Database provides strategies to nurture toddler mindsPosted on January 30, 2013 | by Su Sie Park
A new data-structure system lead by Steinhardt doctoral candidate John Protzko and supervised by Steinhardt professors Joshua Aronson and Clancy Blair called “Database of Raising Intelligence” seeks to evaluate and compile the most effective ways to raise a child’s intelligence.
The database, launched earlier this month, allows parents to search for recommendations easily. “Database of Raising Intelligence” contains a wide variety of ideas ranging from attending quality preschools to adding fish oil to diets.
By relying on third-party studies, the group evaluates which methods are most effective.
“Only the highest quality randomized trials with agreed upon measures of intelligence are included so we can best understand what works,” said Protzko.
Overall, the database focuses on effective dietary and environmental methods of boosting intelligence. Methods include preschool and interactive reading where parents engage children interactively as they read to them.
“[We] know that intelligence can be developed,” said Aronson. “Now it remains to be seen which methods work best for whom at what stage of development. To do that you need to combine the results from all the available studies,”

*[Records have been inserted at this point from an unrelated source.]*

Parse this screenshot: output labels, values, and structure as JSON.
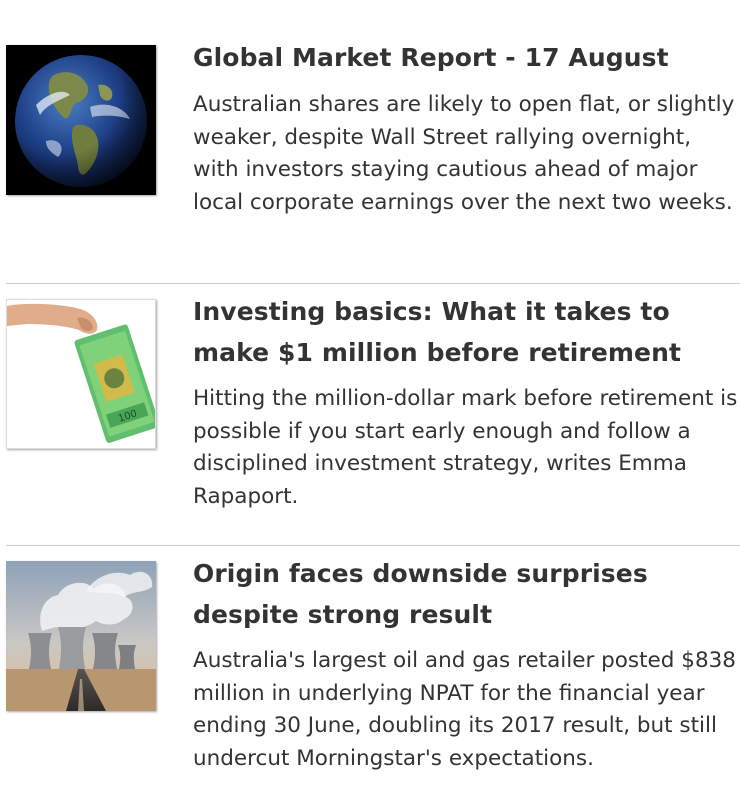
{
  "articles": [
    {
      "headline": "Global Market Report - 17 August",
      "summary": "Australian shares are likely to open flat, or slightly weaker, despite Wall Street rallying overnight, with investors staying cautious ahead of major local corporate earnings over the next two weeks.",
      "thumbnail": "earth-globe-image"
    },
    {
      "headline": "Investing basics: What it takes to make $1 million before retirement",
      "summary": "Hitting the million-dollar mark before retirement is possible if you start early enough and follow a disciplined investment strategy, writes Emma Rapaport.",
      "thumbnail": "hand-holding-banknote-image"
    },
    {
      "headline": "Origin faces downside surprises despite strong result",
      "summary": "Australia's largest oil and gas retailer posted $838 million in underlying NPAT for the financial year ending 30 June, doubling its 2017 result, but still undercut Morningstar's expectations.",
      "thumbnail": "cooling-towers-image"
    }
  ]
}
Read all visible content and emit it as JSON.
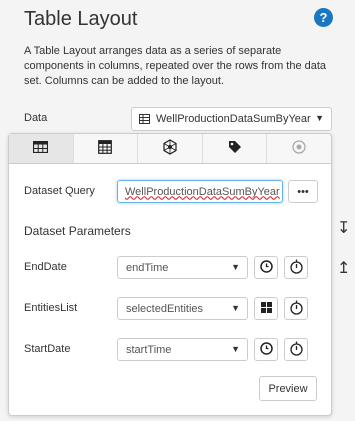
{
  "header": {
    "title": "Table Layout",
    "description": "A Table Layout arranges data as a series of separate components in columns, repeated over the rows from the data set. Columns can be added to the layout."
  },
  "data_field": {
    "label": "Data",
    "value": "WellProductionDataSumByYear"
  },
  "tabs": [
    {
      "name": "table-tab",
      "icon": "table-icon",
      "active": true
    },
    {
      "name": "calculator-tab",
      "icon": "calculator-icon",
      "active": false
    },
    {
      "name": "network-tab",
      "icon": "network-icon",
      "active": false
    },
    {
      "name": "tag-tab",
      "icon": "tag-icon",
      "active": false
    },
    {
      "name": "circle-tab",
      "icon": "circle-icon",
      "active": false
    }
  ],
  "dataset_query": {
    "label": "Dataset Query",
    "value": "WellProductionDataSumByYear",
    "more_label": "•••"
  },
  "parameters": {
    "title": "Dataset Parameters",
    "items": [
      {
        "label": "EndDate",
        "value": "endTime",
        "button1_icon": "clock-icon",
        "button2_icon": "stopwatch-icon"
      },
      {
        "label": "EntitiesList",
        "value": "selectedEntities",
        "button1_icon": "grid-icon",
        "button2_icon": "stopwatch-icon"
      },
      {
        "label": "StartDate",
        "value": "startTime",
        "button1_icon": "clock-icon",
        "button2_icon": "stopwatch-icon"
      }
    ]
  },
  "preview_label": "Preview",
  "colors": {
    "accent": "#1a78c2",
    "focus_border": "#66afe9"
  }
}
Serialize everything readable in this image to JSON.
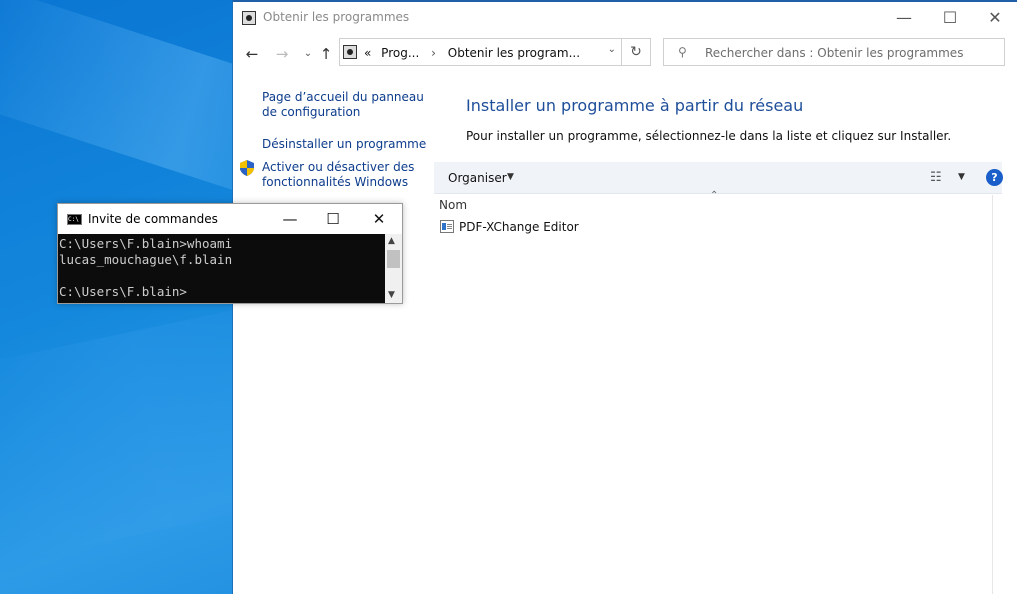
{
  "explorer": {
    "title": "Obtenir les programmes",
    "window_controls": {
      "minimize": "—",
      "maximize": "☐",
      "close": "✕"
    },
    "nav": {
      "back": "←",
      "forward": "→",
      "history": "⌄",
      "up": "↑"
    },
    "address": {
      "prefix": "«",
      "crumbs": [
        "Prog...",
        "Obtenir les program..."
      ],
      "separator": "›",
      "dropdown": "⌄",
      "refresh": "↻"
    },
    "search": {
      "placeholder": "Rechercher dans : Obtenir les programmes"
    },
    "sidebar": {
      "links": [
        "Page d’accueil du panneau de configuration",
        "Désinstaller un programme",
        "Activer ou désactiver des fonctionnalités Windows"
      ]
    },
    "main": {
      "title": "Installer un programme à partir du réseau",
      "description": "Pour installer un programme, sélectionnez-le dans la liste et cliquez sur Installer."
    },
    "toolbar": {
      "organise": "Organiser",
      "help": "?"
    },
    "list": {
      "column_header": "Nom",
      "items": [
        "PDF-XChange Editor"
      ]
    }
  },
  "cmd": {
    "title": "Invite de commandes",
    "icon_text": "C:\\",
    "window_controls": {
      "minimize": "—",
      "maximize": "☐",
      "close": "✕"
    },
    "lines": [
      "C:\\Users\\F.blain>whoami",
      "lucas_mouchague\\f.blain",
      "C:\\Users\\F.blain>"
    ]
  },
  "colors": {
    "desktop": "#0a76d3",
    "link": "#0d3c8c",
    "heading": "#1e4e9a",
    "console_bg": "#0c0c0c"
  }
}
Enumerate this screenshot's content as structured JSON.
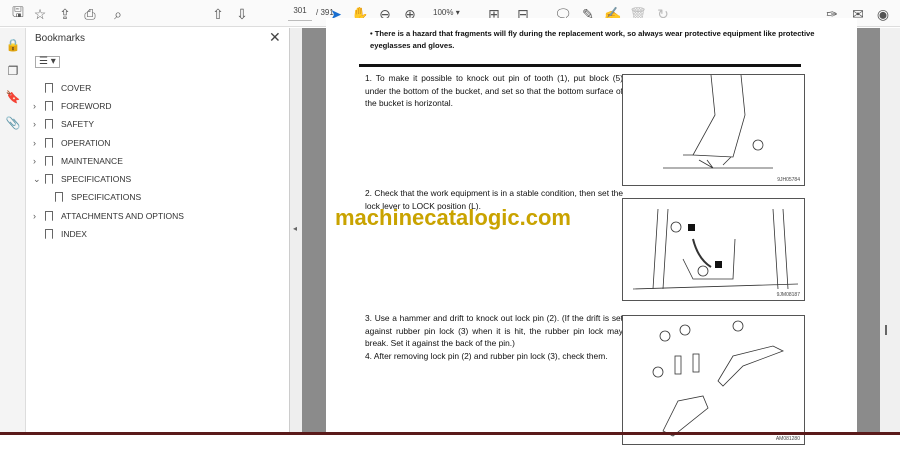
{
  "toolbar": {
    "icons": [
      "save-icon",
      "bookmark-star-icon",
      "upload-icon",
      "print-icon",
      "search-icon",
      "page-up-icon",
      "page-down-icon",
      "select-cursor-icon",
      "hand-icon",
      "zoom-out-icon",
      "zoom-in-icon",
      "fit-page-icon",
      "scroll-mode-icon",
      "comment-icon",
      "highlight-icon",
      "sign-icon",
      "delete-icon",
      "rotate-icon",
      "share-sign-icon",
      "email-icon",
      "account-icon"
    ],
    "page_current": "301",
    "page_total": "/ 391",
    "zoom": "100%"
  },
  "bookmarks": {
    "title": "Bookmarks",
    "items": [
      {
        "label": "COVER"
      },
      {
        "label": "FOREWORD"
      },
      {
        "label": "SAFETY"
      },
      {
        "label": "OPERATION"
      },
      {
        "label": "MAINTENANCE"
      },
      {
        "label": "SPECIFICATIONS",
        "expanded": true
      },
      {
        "label": "SPECIFICATIONS",
        "child": true
      },
      {
        "label": "ATTACHMENTS AND OPTIONS"
      },
      {
        "label": "INDEX"
      }
    ]
  },
  "document": {
    "warning": "There is a hazard that fragments will fly during the replacement work, so always wear protective equipment like protective eyeglasses and gloves.",
    "steps": [
      "1. To make it possible to knock out pin of tooth (1), put block (5) under the bottom of the bucket, and set so that the bottom surface of the bucket is horizontal.",
      "2. Check that the work equipment is in a stable condition, then set the lock lever to LOCK position (L).",
      "3. Use a hammer and drift to knock out lock pin (2). (If the drift is set against rubber pin lock (3) when it is hit, the rubber pin lock may break. Set it against the back of the pin.)",
      "4. After removing lock pin (2) and rubber pin lock (3), check them."
    ],
    "figure_codes": [
      "9JH05784",
      "9JM08187",
      "AM081280"
    ],
    "watermark": "machinecatalogic.com"
  }
}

Dietary measures suggested include adding Omega-3 fatty acids to the diets of pregnant women. These supplements were found to raise a child’s IQ by more than 3.5 points when taken by their mothers while they were pregnant.
Protzko said the inspiration for the project came to him four years ago, during his first year as a Ph.D. student. He is confident the technology required for the kind of massive pooling of resources the database represents could not have been achieved 15 years ago, and he looks forward to continuing his research.
“It is a massive project that will not only keep me busy for years, but as more information is learned the findings can be updated,” Protzko said. “Some things we thought raise intelligence may turn out to be ineffective, some things we weren’t sure of may turn out to work. It’s a living project in a way.”
A version of this article appeared in the Jan. 30 print edition. Sue Sie Park is a staff writer. Email her at email@example.com.